Introduction: Can Allergies Cause Ear Pain?
Allergies are often associated with common symptoms such as sneezing, itchy eyes, and nasal congestion. However, some individuals also experience ear pain, which raises the question: Can allergies cause ear pain? In this blog post, we will explore the relationship between allergies and ear pain, the underlying causes, and potential solutions to alleviate discomfort and find relief.
Understanding Allergies and Their Effects
Allergies occur when the immune system reacts excessively to certain substances, triggering an inflammatory response. Common allergens include pollen, dust mites, pet dander, certain foods, and various chemicals. When exposed to these allergens, histamines are released, leading to symptoms such as itching, congestion, and inflammation.
Ear Pain and Allergies: The Connection
While ear pain is not traditionally considered a hallmark symptom of allergies, it can occur as a result of the inflammation and congestion that allergies can cause. When allergens enter the body through the respiratory system, they can lead to swelling and blockage in the nasal passages and Eustachian tubes. The Eustachian tubes connect the middle ear to the back of the throat and are responsible for equalizing pressure and fluid drainage in the ears.

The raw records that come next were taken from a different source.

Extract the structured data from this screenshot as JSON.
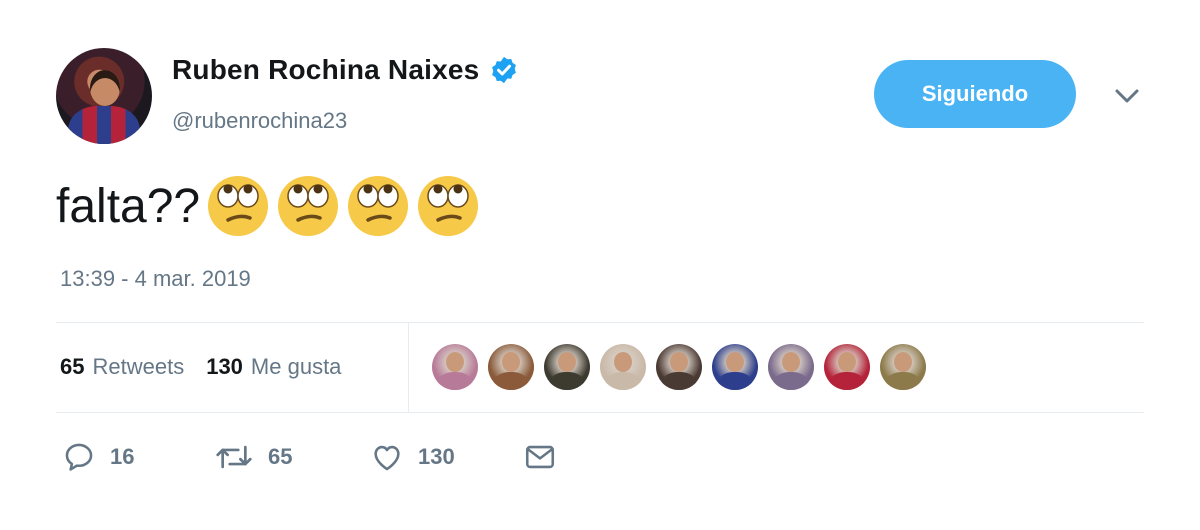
{
  "author": {
    "display_name": "Ruben Rochina Naixes",
    "handle": "@rubenrochina23",
    "verified": true
  },
  "follow_button": {
    "label": "Siguiendo"
  },
  "tweet": {
    "text": "falta??",
    "emojis": [
      "face-with-rolling-eyes",
      "face-with-rolling-eyes",
      "face-with-rolling-eyes",
      "face-with-rolling-eyes"
    ],
    "timestamp": "13:39 - 4 mar. 2019"
  },
  "stats": {
    "retweets_count": "65",
    "retweets_label": "Retweets",
    "likes_count": "130",
    "likes_label": "Me gusta"
  },
  "likers": [
    {
      "tone": "#b77a98"
    },
    {
      "tone": "#8a5a3a"
    },
    {
      "tone": "#3d3a30"
    },
    {
      "tone": "#c9b9a8"
    },
    {
      "tone": "#4a3a34"
    },
    {
      "tone": "#2d3f8c"
    },
    {
      "tone": "#7a6a8c"
    },
    {
      "tone": "#b5233a"
    },
    {
      "tone": "#8c7a4a"
    }
  ],
  "actions": {
    "reply_count": "16",
    "retweet_count": "65",
    "like_count": "130"
  },
  "colors": {
    "accent": "#4ab3f4",
    "verified": "#1da1f2",
    "muted": "#657786",
    "text": "#14171a",
    "divider": "#e6ecf0"
  }
}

When the Eustachian tubes become blocked or inflamed due to allergies, fluid can accumulate in the middle ear, resulting in ear pain. The pain may feel dull, sharp, or throbbing, and individuals may also experience a sensation of fullness or the perception of muffled hearing.
Managing Ear Pain Associated with Allergies
If you are experiencing ear pain as a result of allergies, there are several strategies you can employ to find relief and manage your symptoms effectively:
The first step is to address the underlying allergy. Consult with an allergist who can identify your specific allergens and design a personalized treatment plan. This may involve avoiding allergens, taking antihistamines, or pursuing immunotherapy to desensitize your body to specific allergens gradually.
Using saline nasal rinses or a neti pot can help clear nasal passages, reduce congestion, and relieve pressure in the ears. Be sure to use distilled or sterile water and follow proper hygiene practices when performing nasal irrigation.
Inhaling steam can help moisten the nasal passages and promote the drainage of fluid. This can be achieved by taking a hot shower or using a humidifier to introduce moisture into the air.
Non-prescription decongestants or nasal sprays may provide temporary relief by reducing nasal swelling. However, these should be used cautiously and for short durations to avoid rebound congestion and potential side effects.
Allergy-proofing Your Environment:
Minimize your exposure to allergens by using allergy-proof bedding, regular cleaning of your living spaces, and keeping windows closed during high-pollen seasons. Additionally, consider using air purifiers equipped with HEPA filters to remove airborne allergens.
When to Seek Medical Attention
While ear pain associated with allergies can often be managed at home, it is essential to seek medical attention if:
- The pain persists for an extended period or becomes increasingly severe.
- You experience other symptoms such as fever, severe dizziness, or a significant decrease in hearing.
- Your ear pain is not related to allergies but may be due to an ear infection or another underlying condition.
While allergies are not typically known to cause ear pain, the inflammation and congestion they trigger can lead to discomfort in the ears. By effectively managing your allergies through allergist-recommended treatments and employing strategies to reduce inflammation and congestion, you can alleviate ear pain associated with allergies. However, if your symptoms persist or worsen, it is crucial to consult a healthcare professional to determine the underlying cause and receive appropriate treatment.
I understand the importance of providing accurate information about the connections between allergies and ear pain. By educating individuals about the potential causes, symptoms, and management strategies, we can empower them to make informed decisions regarding their health and well-being.